And they cried with a loud voice, saying: How long, O Lord (holy and true) dost thou not judge and revenge our blood on them that dwell on the earth? Apocalypse 6:10
If you listen closely you can hear the attendants (which include the mayor of our fine city of Houston Anise Parker) at this “dedication” commenting on their newly “sacred and holy” ground. They are speaking of the largest abortuary in the United States.
If we are moving toward, or already in, a post-Christian civilization then should we be surprised that those who promote and support abortion and other anti-life policies impart a religious sheen on their actions? After all, human sacrifice was present in almost all pagan religions to some extent with the Aztec sacrifices being among the most infamous. These people are willing and proud worshipers of Baal and, unless we pray, fast and offer Masses in reparation for these sins, we will only allow this evil to grow and ever more innocents slaughtered at the altar of “Choice”.
Part II of my presentation of the four sermons on the Anti-Christ given by John Henry Cardinal Newman during Advent in 1835 before his conversion. Part I is here.
In this second sermon Newman concentrates on what we can glean of the Anti-Christ from Scripture and from the writings of the Fathers of the Church. One thing stands out in this sermon for me. The idea that the reign of the Anti-Christ may involve both ferocious atheism and a return to paganism. This seems like a contradiction, but Newman points to the French Revolution:

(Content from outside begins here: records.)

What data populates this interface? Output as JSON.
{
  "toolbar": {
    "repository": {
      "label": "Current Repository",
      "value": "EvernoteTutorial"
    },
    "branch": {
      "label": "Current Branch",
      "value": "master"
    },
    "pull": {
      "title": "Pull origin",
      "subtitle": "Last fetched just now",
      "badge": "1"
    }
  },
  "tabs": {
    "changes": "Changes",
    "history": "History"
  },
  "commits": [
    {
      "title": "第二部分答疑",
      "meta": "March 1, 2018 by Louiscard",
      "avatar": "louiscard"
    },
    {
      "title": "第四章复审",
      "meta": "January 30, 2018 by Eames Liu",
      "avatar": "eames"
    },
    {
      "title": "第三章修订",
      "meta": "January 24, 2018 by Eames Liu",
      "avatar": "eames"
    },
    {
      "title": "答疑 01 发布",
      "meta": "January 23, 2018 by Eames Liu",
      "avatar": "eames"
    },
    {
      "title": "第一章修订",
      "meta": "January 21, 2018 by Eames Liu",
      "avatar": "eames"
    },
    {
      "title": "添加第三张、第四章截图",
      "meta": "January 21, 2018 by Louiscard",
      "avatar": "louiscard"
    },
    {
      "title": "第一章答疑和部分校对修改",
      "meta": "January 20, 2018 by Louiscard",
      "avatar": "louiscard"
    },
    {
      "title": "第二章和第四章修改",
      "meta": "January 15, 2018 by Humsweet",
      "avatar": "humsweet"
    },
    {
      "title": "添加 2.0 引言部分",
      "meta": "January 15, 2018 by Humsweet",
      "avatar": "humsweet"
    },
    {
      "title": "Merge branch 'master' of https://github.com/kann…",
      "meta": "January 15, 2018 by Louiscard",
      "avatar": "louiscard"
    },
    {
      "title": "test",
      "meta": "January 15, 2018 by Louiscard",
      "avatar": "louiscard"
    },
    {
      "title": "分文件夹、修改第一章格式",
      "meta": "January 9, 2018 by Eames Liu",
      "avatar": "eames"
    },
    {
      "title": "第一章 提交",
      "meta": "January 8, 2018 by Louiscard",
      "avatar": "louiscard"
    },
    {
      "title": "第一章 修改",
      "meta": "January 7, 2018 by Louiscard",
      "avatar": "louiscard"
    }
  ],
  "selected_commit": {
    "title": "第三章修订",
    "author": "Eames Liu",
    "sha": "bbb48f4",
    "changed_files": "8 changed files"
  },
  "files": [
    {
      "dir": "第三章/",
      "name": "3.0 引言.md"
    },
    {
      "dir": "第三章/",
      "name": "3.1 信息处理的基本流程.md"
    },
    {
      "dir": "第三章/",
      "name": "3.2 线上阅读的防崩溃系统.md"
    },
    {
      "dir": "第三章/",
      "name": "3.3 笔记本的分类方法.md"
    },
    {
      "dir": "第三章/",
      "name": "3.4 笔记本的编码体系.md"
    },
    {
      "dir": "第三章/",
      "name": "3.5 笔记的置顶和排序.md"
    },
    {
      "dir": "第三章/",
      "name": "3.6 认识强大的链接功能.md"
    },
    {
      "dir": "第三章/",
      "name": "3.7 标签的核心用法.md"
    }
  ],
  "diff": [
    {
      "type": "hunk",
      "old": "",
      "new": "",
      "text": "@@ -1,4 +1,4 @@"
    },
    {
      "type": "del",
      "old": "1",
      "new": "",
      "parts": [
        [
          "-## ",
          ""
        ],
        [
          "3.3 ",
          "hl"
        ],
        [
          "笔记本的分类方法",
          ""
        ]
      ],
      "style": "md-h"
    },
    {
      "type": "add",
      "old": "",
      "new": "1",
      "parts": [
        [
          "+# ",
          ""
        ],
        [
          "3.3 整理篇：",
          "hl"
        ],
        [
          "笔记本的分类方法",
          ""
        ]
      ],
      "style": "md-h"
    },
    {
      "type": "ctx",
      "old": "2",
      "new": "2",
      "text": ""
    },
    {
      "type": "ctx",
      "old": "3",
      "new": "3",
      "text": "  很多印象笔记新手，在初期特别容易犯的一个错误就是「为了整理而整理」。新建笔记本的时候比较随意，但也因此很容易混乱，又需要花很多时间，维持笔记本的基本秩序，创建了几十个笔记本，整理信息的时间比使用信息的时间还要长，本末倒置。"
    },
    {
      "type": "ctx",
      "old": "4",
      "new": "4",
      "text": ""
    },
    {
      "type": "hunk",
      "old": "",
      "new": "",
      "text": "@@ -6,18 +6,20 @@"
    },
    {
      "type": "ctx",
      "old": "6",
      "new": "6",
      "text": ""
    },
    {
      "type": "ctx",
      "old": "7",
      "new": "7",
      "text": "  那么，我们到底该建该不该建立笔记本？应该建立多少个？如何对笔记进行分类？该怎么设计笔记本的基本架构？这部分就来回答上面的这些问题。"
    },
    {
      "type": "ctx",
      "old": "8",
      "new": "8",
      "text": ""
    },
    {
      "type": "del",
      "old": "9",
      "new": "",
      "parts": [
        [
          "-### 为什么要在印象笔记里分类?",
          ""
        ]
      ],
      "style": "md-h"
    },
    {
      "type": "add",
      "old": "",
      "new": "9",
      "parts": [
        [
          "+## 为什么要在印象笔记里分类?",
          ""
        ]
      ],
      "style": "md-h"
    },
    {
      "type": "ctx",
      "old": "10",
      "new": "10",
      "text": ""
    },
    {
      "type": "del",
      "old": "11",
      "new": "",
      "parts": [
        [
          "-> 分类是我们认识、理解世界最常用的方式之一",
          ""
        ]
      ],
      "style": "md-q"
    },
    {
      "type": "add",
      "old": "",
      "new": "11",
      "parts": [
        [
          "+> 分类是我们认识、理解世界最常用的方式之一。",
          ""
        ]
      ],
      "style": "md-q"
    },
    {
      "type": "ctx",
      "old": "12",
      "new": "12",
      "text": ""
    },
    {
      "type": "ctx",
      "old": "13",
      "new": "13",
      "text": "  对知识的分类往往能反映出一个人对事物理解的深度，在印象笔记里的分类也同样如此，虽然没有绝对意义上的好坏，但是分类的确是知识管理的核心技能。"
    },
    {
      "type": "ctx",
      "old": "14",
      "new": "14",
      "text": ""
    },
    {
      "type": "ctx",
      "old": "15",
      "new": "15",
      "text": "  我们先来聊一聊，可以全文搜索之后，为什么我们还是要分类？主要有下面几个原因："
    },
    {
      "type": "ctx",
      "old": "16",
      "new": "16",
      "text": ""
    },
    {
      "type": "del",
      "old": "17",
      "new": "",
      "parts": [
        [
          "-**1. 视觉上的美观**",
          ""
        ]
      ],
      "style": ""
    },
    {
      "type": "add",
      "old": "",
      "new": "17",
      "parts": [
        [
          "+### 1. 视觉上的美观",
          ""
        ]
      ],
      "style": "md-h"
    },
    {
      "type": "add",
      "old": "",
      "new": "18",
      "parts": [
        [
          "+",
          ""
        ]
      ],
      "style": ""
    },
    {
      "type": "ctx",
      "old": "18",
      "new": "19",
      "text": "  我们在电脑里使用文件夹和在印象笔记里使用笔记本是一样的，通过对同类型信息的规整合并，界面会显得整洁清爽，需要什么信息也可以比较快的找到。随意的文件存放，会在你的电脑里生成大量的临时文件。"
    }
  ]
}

In that great and famous nation which is near us, once great for its love of CHRIST’S Church, since memorable for deeds of blasphemy, which lead me here to mention it, and now, when it should be pitied and prayed for, made unhappily our own model in too many respects,-followed when it should be condemned, and admired when it should be excused,-in the capital of that powerful and celebrated nation, there took place, as we all well know, within the last fifty years, an open apostasy from Christianity; not from Christianity only, but from every kind of worship which might retain any semblance or pretence of the great truths of religion. Atheism was absolutely professed; -yet in spite of this, it seems a contradiction in terms to say it, a certain sort of worship, and that, as the prophet expresses it, “a strange worship,” was introduced. Observe what this was.